Parkinson's disease (PD) results from degeneration of midbrain dopamine (DA) neurons and can be effectively treated with L-dopa in the initial phase. However, DA supplementation does not halt the DA neuron degeneration process, nor does it correct the loss of DA neurons. Consequently, PD patients almost invariably lose responsiveness to L-dopa treatment over time. Transplantation of human fetal mesencephalic tissues to replace the lost DA neurons has shown efficacy in alleviating symptoms of some PD patients. This therapy, however, depends on collection of tissues from multiple fetuses of particular ages for a single patient, which makes it impractical for general application and is ethically problematic. This proposal explores the possibility of future personalized cell therapy for PD using a non-human primate model. We will derive safe and functional DA neurons from the skin tissue of individual Parkinsonian rhesus monkeys through generation of induced pluripotent stem cells (iPSCs) that are free of virus and transgenes and using our newly developed strategy for midbrain DA neuron differentiation. We will then label the cell genetically and transplant the midbrain DA neurons back to the monkey from which the cells are derived, and assess whether the DA neurons survive and contribute to therapy in a short term and whether the therapeutic outcome is sustained over a long term (2-3 years). Results from this study will determine the safety and efficacy of autologous stem cell therapy for PD in primates, thus setting up a foundation for future clinical trials using reprogrammed human cells.

Public Health Relevance

This study will derive dopamine nerve cells from monkey's skin tissue and transplant the nerve cells back to the Parkinson's monkey to determine if such autologous cell therapy will lead to long lasting improvement of movement deficits. This study mimics and sets up a foundation for future personalized therapy using reprogrammed human cells.

National Institute of Health (NIH)
National Institute of Neurological Disorders and Stroke (NINDS)
Research Project (R01)
Project #
Application #
Study Section
Clinical Neuroplasticity and Neurotransmitters Study Section (CNNT)
Program Officer
Sutherland, Margaret L
Project Start
Project End
Budget Start
Budget End
Support Year
Fiscal Year
Total Cost
Indirect Cost
University of Wisconsin Madison
Anatomy/Cell Biology
Schools of Medicine
United States
Zip Code

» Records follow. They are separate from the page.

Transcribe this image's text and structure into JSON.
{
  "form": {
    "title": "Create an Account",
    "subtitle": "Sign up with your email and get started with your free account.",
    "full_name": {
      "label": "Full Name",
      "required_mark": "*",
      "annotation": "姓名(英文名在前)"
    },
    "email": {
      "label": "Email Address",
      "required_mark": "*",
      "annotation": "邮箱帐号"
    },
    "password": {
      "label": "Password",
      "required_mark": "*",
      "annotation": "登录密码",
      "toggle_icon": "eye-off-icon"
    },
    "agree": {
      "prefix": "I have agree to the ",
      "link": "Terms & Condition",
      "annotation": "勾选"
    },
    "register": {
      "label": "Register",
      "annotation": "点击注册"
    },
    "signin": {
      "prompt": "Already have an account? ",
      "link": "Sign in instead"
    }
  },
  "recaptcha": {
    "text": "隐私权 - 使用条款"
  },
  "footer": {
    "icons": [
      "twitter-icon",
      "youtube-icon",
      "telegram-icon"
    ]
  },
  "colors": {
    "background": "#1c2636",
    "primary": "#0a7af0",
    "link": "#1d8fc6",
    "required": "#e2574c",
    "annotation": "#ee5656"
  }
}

Fathi, Ali; Mirzaei, Mehdi; Dolatyar, Banafsheh et al. (2018) Discovery of Novel Cell Surface Markers for Purification of Embryonic Dopamine Progenitors for Transplantation in Parkinson's Disease Animal Models. Mol Cell Proteomics 17:1670-1684
Vermilyea, Scott C; Emborg, Marina E (2018) The role of nonhuman primate models in the development of cell-based therapies for Parkinson's disease. J Neural Transm (Vienna) 125:365-384

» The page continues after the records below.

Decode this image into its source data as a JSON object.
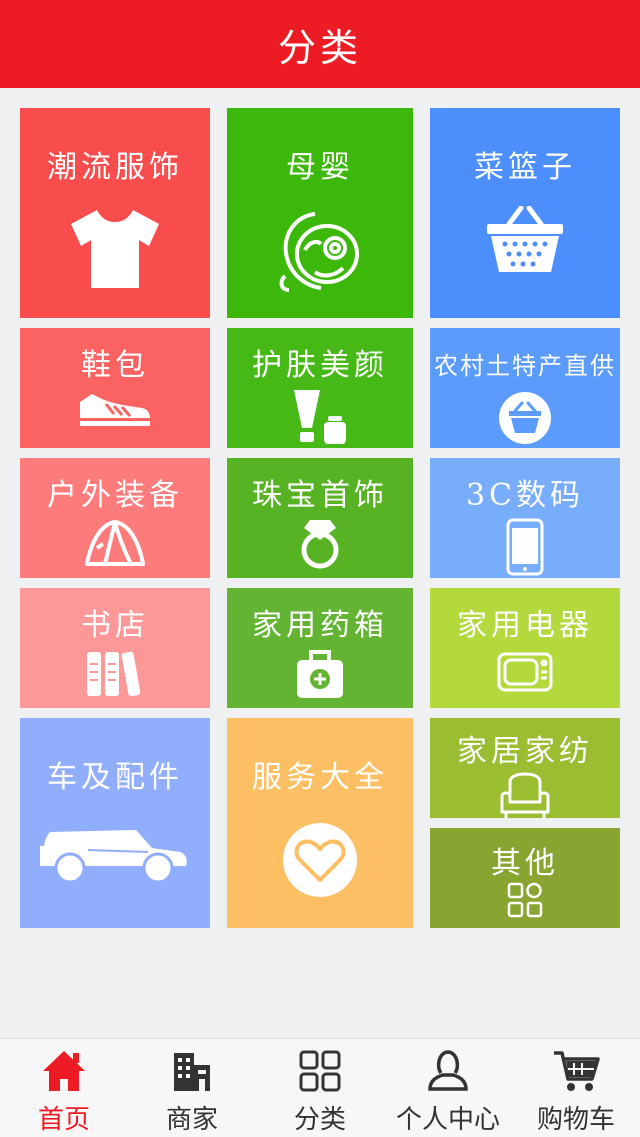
{
  "header": {
    "title": "分类"
  },
  "tiles": [
    {
      "label": "潮流服饰",
      "icon": "tshirt-icon",
      "color": "#f94d4d"
    },
    {
      "label": "母婴",
      "icon": "baby-icon",
      "color": "#3cb80b"
    },
    {
      "label": "菜篮子",
      "icon": "basket-icon",
      "color": "#4c8ffc"
    },
    {
      "label": "鞋包",
      "icon": "sneaker-icon",
      "color": "#fb6262"
    },
    {
      "label": "护肤美颜",
      "icon": "cosmetics-icon",
      "color": "#46b916"
    },
    {
      "label": "农村土特产直供",
      "icon": "farm-basket-icon",
      "color": "#5b9bfc"
    },
    {
      "label": "户外装备",
      "icon": "tent-icon",
      "color": "#fd7b7b"
    },
    {
      "label": "珠宝首饰",
      "icon": "ring-icon",
      "color": "#57b324"
    },
    {
      "label": "3C数码",
      "icon": "phone-icon",
      "color": "#77adfb"
    },
    {
      "label": "书店",
      "icon": "books-icon",
      "color": "#fd9898"
    },
    {
      "label": "家用药箱",
      "icon": "medicine-box-icon",
      "color": "#63b432"
    },
    {
      "label": "家用电器",
      "icon": "tv-icon",
      "color": "#b3d93d"
    },
    {
      "label": "车及配件",
      "icon": "car-icon",
      "color": "#90aefb"
    },
    {
      "label": "服务大全",
      "icon": "heart-icon",
      "color": "#fdbf63"
    },
    {
      "label": "家居家纺",
      "icon": "armchair-icon",
      "color": "#9bbd31"
    },
    {
      "label": "其他",
      "icon": "grid-icon",
      "color": "#88a531"
    }
  ],
  "tabbar": {
    "items": [
      {
        "label": "首页",
        "icon": "home-icon",
        "active": true
      },
      {
        "label": "商家",
        "icon": "building-icon",
        "active": false
      },
      {
        "label": "分类",
        "icon": "category-icon",
        "active": false
      },
      {
        "label": "个人中心",
        "icon": "user-icon",
        "active": false
      },
      {
        "label": "购物车",
        "icon": "cart-icon",
        "active": false
      }
    ],
    "active_color": "#ed1c24"
  }
}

Jones, Jeffrey R; Kong, Linghai; Hanna 4th, Michael G et al. (2018) Mutations in GFAP Disrupt the Distribution and Function of Organelles in Human Astrocytes. Cell Rep 25:947-958.e4

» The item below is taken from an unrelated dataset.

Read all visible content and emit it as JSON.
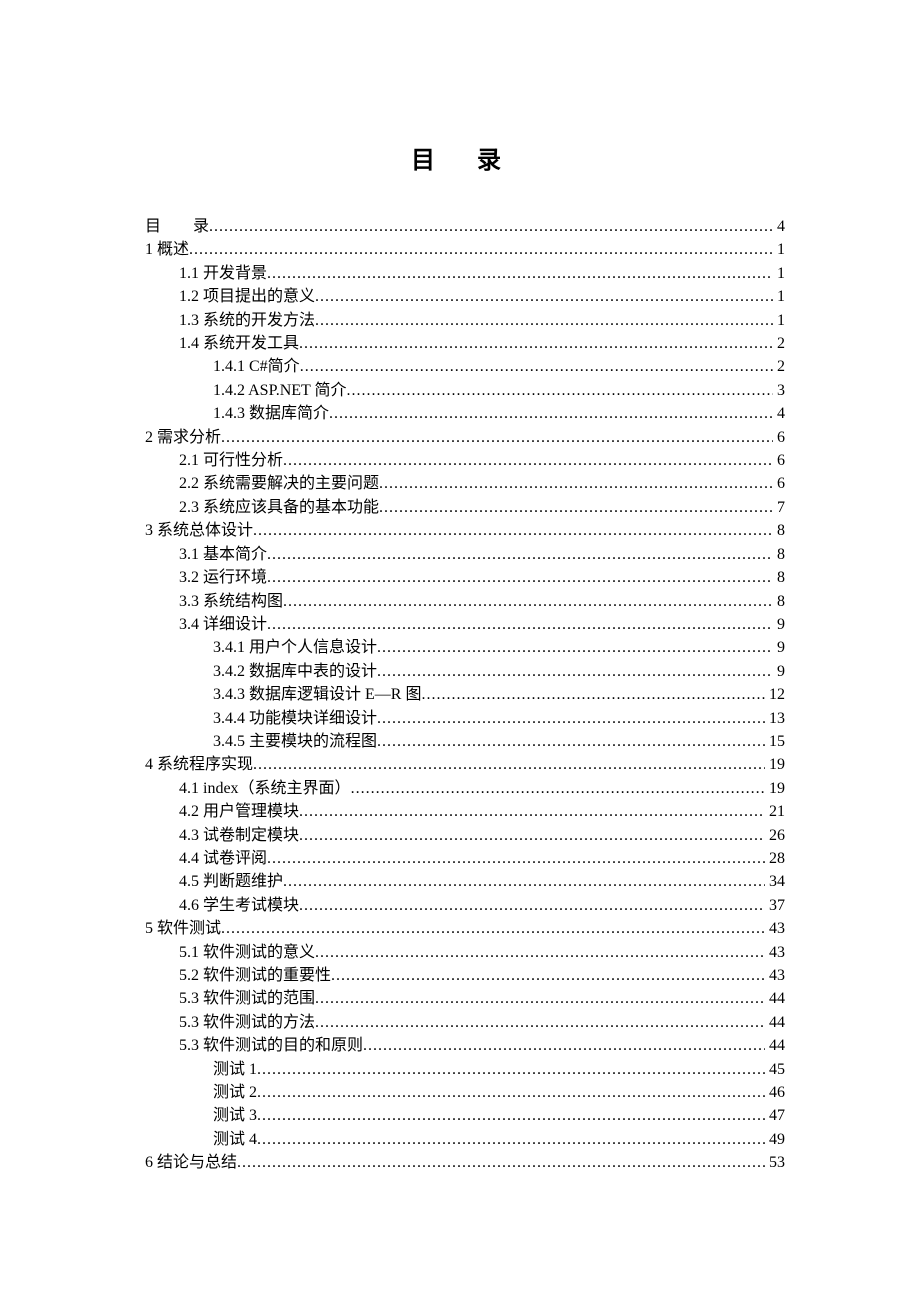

Vermilyea, Scott C; Lu, Jianfeng; Olsen, Miles et al. (2017) Real-Time Intraoperative MRI Intracerebral Delivery of Induced Pluripotent Stem Cell-Derived Neurons. Cell Transplant 26:613-624
Qian, Kun; Huang, Hailong; Peterson, Andrew et al. (2017) Sporadic ALS Astrocytes Induce Neuronal Degeneration In Vivo. Stem Cell Reports 8:843-855
Vermilyea, Scott C; Guthrie, Scott; Meyer, Michael et al. (2017) Induced Pluripotent Stem Cell-Derived Dopaminergic Neurons from Adult Common Marmoset Fibroblasts. Stem Cells Dev 26:1225-1235
Tao, Yunlong; Zhang, Su-Chun (2016) Neural Subtype Specification from Human Pluripotent Stem Cells. Cell Stem Cell 19:573-586
Lu, Jianfeng; Zhong, Xuefei; Liu, Huisheng et al. (2016) Generation of serotonin neurons from human pluripotent stem cells. Nat Biotechnol 34:89-94
Chen, Yuejun; Xiong, Man; Dong, Yi et al. (2016) Chemical Control of Grafted Human PSC-Derived Neurons in a Mouse Model of Parkinson's Disease. Cell Stem Cell 18:817-26
Jones, Jeffrey R; Zhang, Su-Chun (2016) Engineering human cells and tissues through pluripotent stem cells. Curr Opin Biotechnol 40:133-138

Showing the most recent 10 out of 21 publications